_What to work on:_ Scan the data below and pick out the lines containing the word "image".

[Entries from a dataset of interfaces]
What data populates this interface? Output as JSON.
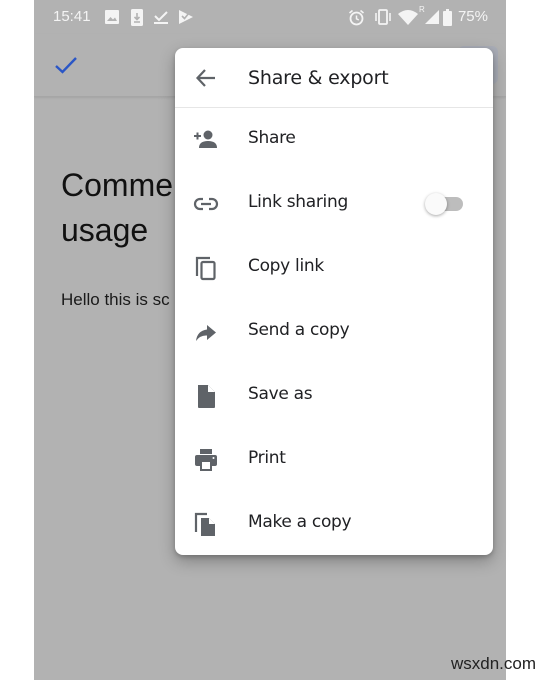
{
  "status_bar": {
    "time": "15:41",
    "left_icons": [
      "image-icon",
      "download-icon",
      "checkmark-download-icon",
      "tasks-icon"
    ],
    "right_icons": [
      "alarm-icon",
      "vibrate-icon",
      "wifi-icon",
      "signal-roaming-icon",
      "battery-icon"
    ],
    "roaming_indicator": "R",
    "battery_percent": "75%"
  },
  "toolbar": {
    "done_icon": "check-icon",
    "accent_color": "#2a56c6"
  },
  "document": {
    "title": "Comments usage",
    "title_visible_line1": "Comme",
    "title_visible_line2": "usage",
    "body_visible": "Hello this is sc"
  },
  "menu": {
    "title": "Share & export",
    "back_icon": "arrow-left-icon",
    "items": [
      {
        "label": "Share",
        "icon": "person-add-icon"
      },
      {
        "label": "Link sharing",
        "icon": "link-icon",
        "toggle": {
          "on": false
        }
      },
      {
        "label": "Copy link",
        "icon": "copy-icon"
      },
      {
        "label": "Send a copy",
        "icon": "forward-arrow-icon"
      },
      {
        "label": "Save as",
        "icon": "file-icon"
      },
      {
        "label": "Print",
        "icon": "printer-icon"
      },
      {
        "label": "Make a copy",
        "icon": "file-copy-icon"
      }
    ]
  },
  "watermark": "wsxdn.com"
}
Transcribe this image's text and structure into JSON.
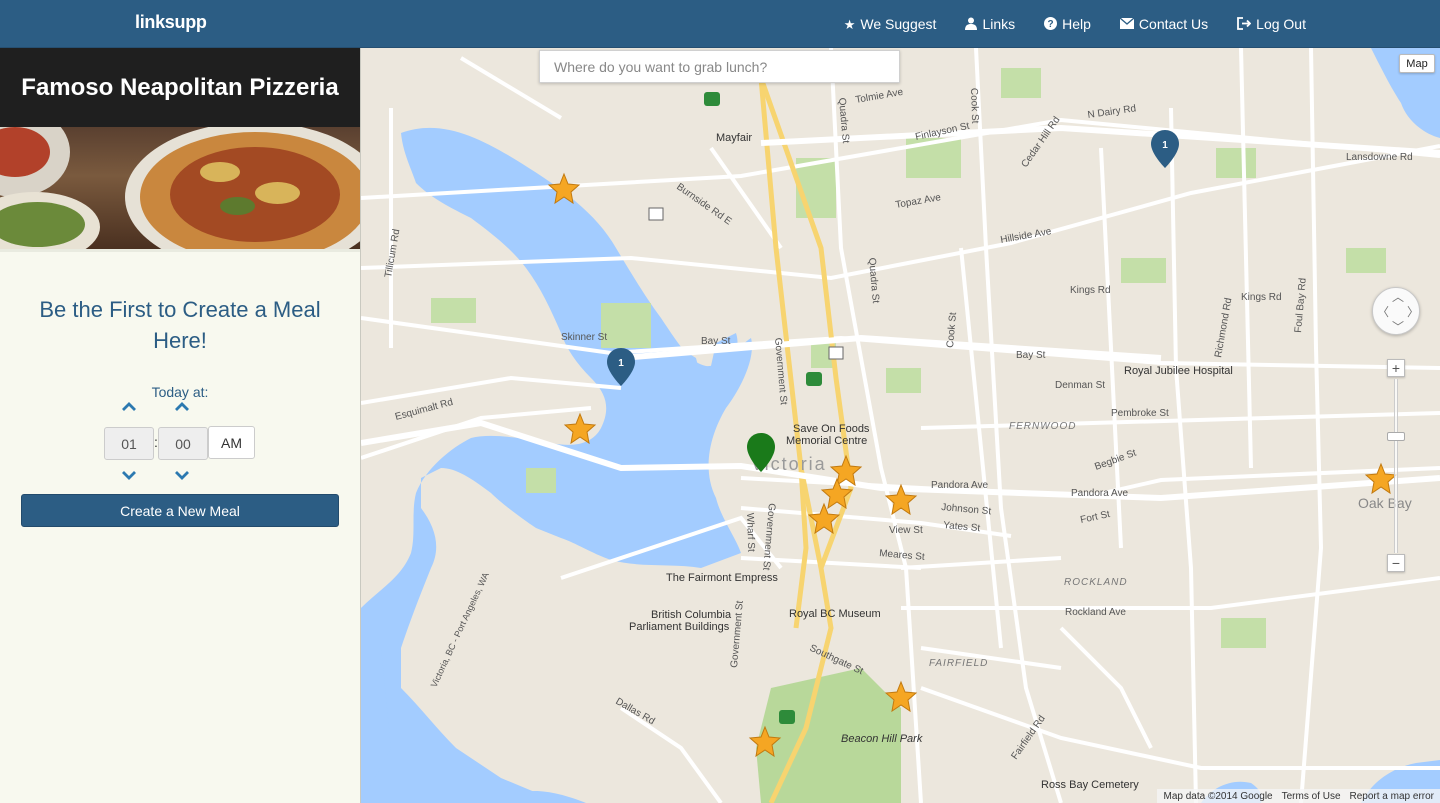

_Result for this task:_
      "image-icon",
Transcribe this image's text and structure into JSON.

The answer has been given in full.